Why the world needs Pussy Riot right now.

TEXT BRYTEHALL EDITORIAL

IMAGES @nadyariot

The NFT space can be a hive of creativity, head-turning antics, and hype. In December 2021, Nadya Tolokonnikova from Pussy Riot, a feminist punk group of Russia-based activists, dropped her ‘Drink My Blood’ NFT on social token community Friends With Benefits. Tolokonnikova’s conceptual art piece comprised a digital copy of her prison papers (acquired back in 2013 when she was imprisoned for singing a song in church) splashed with drops of her blood, a vial filled with her actual blood and a Pussy Riot song ‘Anthem’. The NFT sold for 89.69 ETH. 

 

Tolokonnikova is no stranger to creating striking work centred on digital activism. In an NFT Now podcast, she says “stepping into the NFT space made me realise that there are people with capital who care about human rights issues. It’s a great tool for building connections with people who care.”

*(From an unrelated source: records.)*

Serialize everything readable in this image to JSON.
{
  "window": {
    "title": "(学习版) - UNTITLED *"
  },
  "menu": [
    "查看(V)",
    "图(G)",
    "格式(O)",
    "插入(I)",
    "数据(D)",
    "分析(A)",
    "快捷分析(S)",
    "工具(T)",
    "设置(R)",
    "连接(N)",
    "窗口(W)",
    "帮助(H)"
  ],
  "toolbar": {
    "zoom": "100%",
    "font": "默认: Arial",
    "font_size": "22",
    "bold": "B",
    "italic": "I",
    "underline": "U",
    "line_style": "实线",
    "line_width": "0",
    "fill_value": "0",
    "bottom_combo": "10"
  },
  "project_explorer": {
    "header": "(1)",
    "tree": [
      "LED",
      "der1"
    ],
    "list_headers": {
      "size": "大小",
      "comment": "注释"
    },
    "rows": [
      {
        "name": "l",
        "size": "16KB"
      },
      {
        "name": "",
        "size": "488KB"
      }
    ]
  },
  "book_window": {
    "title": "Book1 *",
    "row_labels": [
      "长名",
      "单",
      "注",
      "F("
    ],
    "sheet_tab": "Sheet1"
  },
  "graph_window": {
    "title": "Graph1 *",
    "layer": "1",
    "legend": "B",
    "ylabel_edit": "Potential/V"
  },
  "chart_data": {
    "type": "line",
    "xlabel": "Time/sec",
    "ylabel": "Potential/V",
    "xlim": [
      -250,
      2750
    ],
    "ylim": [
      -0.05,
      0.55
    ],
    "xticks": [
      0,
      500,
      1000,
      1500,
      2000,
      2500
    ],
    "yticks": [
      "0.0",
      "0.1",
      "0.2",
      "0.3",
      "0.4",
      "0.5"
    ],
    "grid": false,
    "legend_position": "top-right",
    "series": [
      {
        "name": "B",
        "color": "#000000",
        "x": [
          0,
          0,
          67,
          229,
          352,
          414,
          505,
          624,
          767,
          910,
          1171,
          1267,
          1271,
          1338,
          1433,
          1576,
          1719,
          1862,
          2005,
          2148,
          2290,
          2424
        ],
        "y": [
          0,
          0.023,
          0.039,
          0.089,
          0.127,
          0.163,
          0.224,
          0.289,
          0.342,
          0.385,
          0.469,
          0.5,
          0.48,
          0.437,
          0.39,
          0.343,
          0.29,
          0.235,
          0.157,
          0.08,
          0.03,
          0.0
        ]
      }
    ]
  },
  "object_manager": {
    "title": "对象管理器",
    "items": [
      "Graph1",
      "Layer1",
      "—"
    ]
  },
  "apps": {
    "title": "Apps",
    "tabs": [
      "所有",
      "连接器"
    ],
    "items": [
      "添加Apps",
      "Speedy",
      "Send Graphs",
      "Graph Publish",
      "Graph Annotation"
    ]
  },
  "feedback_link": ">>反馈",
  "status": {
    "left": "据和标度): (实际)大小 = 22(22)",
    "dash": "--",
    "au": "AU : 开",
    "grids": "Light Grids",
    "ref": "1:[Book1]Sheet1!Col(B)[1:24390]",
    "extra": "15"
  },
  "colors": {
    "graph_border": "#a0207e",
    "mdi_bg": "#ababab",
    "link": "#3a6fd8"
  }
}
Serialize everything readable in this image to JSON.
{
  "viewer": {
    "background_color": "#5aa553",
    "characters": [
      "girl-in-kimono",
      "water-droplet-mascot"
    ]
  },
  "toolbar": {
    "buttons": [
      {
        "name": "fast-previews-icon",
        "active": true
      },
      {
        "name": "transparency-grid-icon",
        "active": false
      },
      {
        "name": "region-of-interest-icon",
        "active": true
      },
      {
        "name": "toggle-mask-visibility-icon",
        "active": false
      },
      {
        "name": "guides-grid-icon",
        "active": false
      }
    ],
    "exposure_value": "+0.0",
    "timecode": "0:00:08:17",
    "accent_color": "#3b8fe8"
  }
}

“It’s so important for activists not to look away from new technology, and even if some things are scary, just go there and confront it.”

Pussy Riot was established in 2011. The group’s objective, Tolokonnikova says, is to empower women and the LGBTQ community. “The goal is to make sure all genders are treated equally and that they have equal opportunities,” she adds. 

 

Big transformations can happen when the right groups of people get together. This seems to be the case with Tolokonnikova and her band of activists who she describes as “people who think about the future a lot and also people who think about activist issues”. 

 

She continues, “NFTs came into my life through friends who like me are at the intersection of art and activism. I’m in a position to think about ethics for most of my life, and I’m in a position to make sure that we collectively don’t die from using technological tools.”

Instruments for change

In March 2021, Tolokonnikova dropped her first NFT. The piece was called ‘Panic Attack Terrestrial Paradise’, which was released on Foundation, with climate change as the central theme and sold for 100 ETH.

 

This initial success led her to take the following stance. “It’s so important for activists not to look away from new technology, and even if some things are scary, just go there and confront it,” she shares. 

 

Equally, Tolokonnikova believes that the combination of ethics and technology holds immense power, one with which “we can create a great new future”. But she also considers the counterpoint: “If we don’t apply ethics to technology then I don’t know where we will go. We might as well destroy ourselves as a species. So it’s super important for me to be in this intersection of activism and technology. This is how I learned about NFTs.”

Social power of NFTs

The notion of bringing values to the NFT space is also one she believes in. “If you bring your values to the space, there is a big chance that people will listen. My bet was to step in and do good. We sent a big portion of the sale [of my first NFT] to a shelter for victims of domestic violence in a part of southern Russia where women are still treated as furniture. In that region of the country, if you smile at strangers, you bring shame to the family. We were able to bring some of those women to Moscow and, from there, overseas because that is a safe space for them,” Tolokonnikova says. 

 

By doing so, a new, decentralised and kinder (version) of Russia is being built. “We are pretty effective in building this alternative network. That’s why I’m excited about crypto because these tools are helping us go beyond and go even bigger,” she adds. To build on this, Tolokonnikova, along with Pussy Riot, is setting up PussyVerse, an NFT platform which will promote up-and-coming female NFT artists.

 

Tolokonnikova is excited about NFTs as they “can be great instruments of change”. She poses this question in the same NFT Now podcast: what if someone who creates NFTs channels 20 [to] 30 percent of [the sale] to causes they are passionate about? “I feel this can change so much [of the world],” she says.